Task to carry out: Print all of the data exactly.

Information shown:
Segment Open
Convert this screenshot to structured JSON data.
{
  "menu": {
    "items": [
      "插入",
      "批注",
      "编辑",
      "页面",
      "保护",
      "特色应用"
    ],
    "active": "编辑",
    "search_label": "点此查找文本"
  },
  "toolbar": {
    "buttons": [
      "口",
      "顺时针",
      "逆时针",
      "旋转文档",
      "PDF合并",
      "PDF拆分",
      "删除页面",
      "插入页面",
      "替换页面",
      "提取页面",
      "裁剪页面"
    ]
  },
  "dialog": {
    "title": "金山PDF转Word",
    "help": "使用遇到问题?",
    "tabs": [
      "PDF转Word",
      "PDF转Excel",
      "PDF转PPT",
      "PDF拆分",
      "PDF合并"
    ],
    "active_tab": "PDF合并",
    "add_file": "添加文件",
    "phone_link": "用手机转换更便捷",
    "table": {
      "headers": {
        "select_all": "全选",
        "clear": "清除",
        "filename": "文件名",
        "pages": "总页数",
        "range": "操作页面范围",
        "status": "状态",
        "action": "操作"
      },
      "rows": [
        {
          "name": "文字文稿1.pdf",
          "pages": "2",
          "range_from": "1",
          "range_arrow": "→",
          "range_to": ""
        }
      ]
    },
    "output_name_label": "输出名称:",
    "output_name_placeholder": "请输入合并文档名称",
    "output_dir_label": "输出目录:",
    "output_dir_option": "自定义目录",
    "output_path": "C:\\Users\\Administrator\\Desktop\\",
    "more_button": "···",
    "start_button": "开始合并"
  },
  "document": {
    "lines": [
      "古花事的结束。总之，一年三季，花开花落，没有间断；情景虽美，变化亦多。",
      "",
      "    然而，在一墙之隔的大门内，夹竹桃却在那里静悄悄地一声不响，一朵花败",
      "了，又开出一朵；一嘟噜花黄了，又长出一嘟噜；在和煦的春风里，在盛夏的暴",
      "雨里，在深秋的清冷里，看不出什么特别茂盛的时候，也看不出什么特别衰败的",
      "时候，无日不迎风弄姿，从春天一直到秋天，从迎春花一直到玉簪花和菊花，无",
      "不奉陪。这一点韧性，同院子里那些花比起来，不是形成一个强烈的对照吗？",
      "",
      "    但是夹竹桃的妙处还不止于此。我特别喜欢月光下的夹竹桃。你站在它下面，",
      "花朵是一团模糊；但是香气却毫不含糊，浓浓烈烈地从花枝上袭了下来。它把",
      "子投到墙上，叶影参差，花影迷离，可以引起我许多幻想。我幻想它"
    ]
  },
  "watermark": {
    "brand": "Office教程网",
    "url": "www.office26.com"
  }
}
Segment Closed
Written answer:
Convert this screenshot to structured JSON data.
{
  "menu": {
    "items": [
      "插入",
      "批注",
      "编辑",
      "页面",
      "保护",
      "特色应用"
    ],
    "active": "编辑",
    "search_label": "点此查找文本"
  },
  "toolbar": {
    "buttons": [
      "口",
      "顺时针",
      "逆时针",
      "旋转文档",
      "PDF合并",
      "PDF拆分",
      "删除页面",
      "插入页面",
      "替换页面",
      "提取页面",
      "裁剪页面"
    ]
  },
  "dialog": {
    "title": "金山PDF转Word",
    "help": "使用遇到问题?",
    "tabs": [
      "PDF转Word",
      "PDF转Excel",
      "PDF转PPT",
      "PDF拆分",
      "PDF合并"
    ],
    "active_tab": "PDF合并",
    "add_file": "添加文件",
    "phone_link": "用手机转换更便捷",
    "table": {
      "headers": {
        "select_all": "全选",
        "clear": "清除",
        "filename": "文件名",
        "pages": "总页数",
        "range": "操作页面范围",
        "status": "状态",
        "action": "操作"
      },
      "rows": [
        {
          "name": "文字文稿1.pdf",
          "pages": "2",
          "range_from": "1",
          "range_arrow": "→",
          "range_to": ""
        }
      ]
    },
    "output_name_label": "输出名称:",
    "output_name_placeholder": "请输入合并文档名称",
    "output_dir_label": "输出目录:",
    "output_dir_option": "自定义目录",
    "output_path": "C:\\Users\\Administrator\\Desktop\\",
    "more_button": "···",
    "start_button": "开始合并"
  },
  "document": {
    "lines": [
      "古花事的结束。总之，一年三季，花开花落，没有间断；情景虽美，变化亦多。",
      "",
      "    然而，在一墙之隔的大门内，夹竹桃却在那里静悄悄地一声不响，一朵花败",
      "了，又开出一朵；一嘟噜花黄了，又长出一嘟噜；在和煦的春风里，在盛夏的暴",
      "雨里，在深秋的清冷里，看不出什么特别茂盛的时候，也看不出什么特别衰败的",
      "时候，无日不迎风弄姿，从春天一直到秋天，从迎春花一直到玉簪花和菊花，无",
      "不奉陪。这一点韧性，同院子里那些花比起来，不是形成一个强烈的对照吗？",
      "",
      "    但是夹竹桃的妙处还不止于此。我特别喜欢月光下的夹竹桃。你站在它下面，",
      "花朵是一团模糊；但是香气却毫不含糊，浓浓烈烈地从花枝上袭了下来。它把",
      "子投到墙上，叶影参差，花影迷离，可以引起我许多幻想。我幻想它"
    ]
  },
  "watermark": {
    "brand": "Office教程网",
    "url": "www.office26.com"
  }
}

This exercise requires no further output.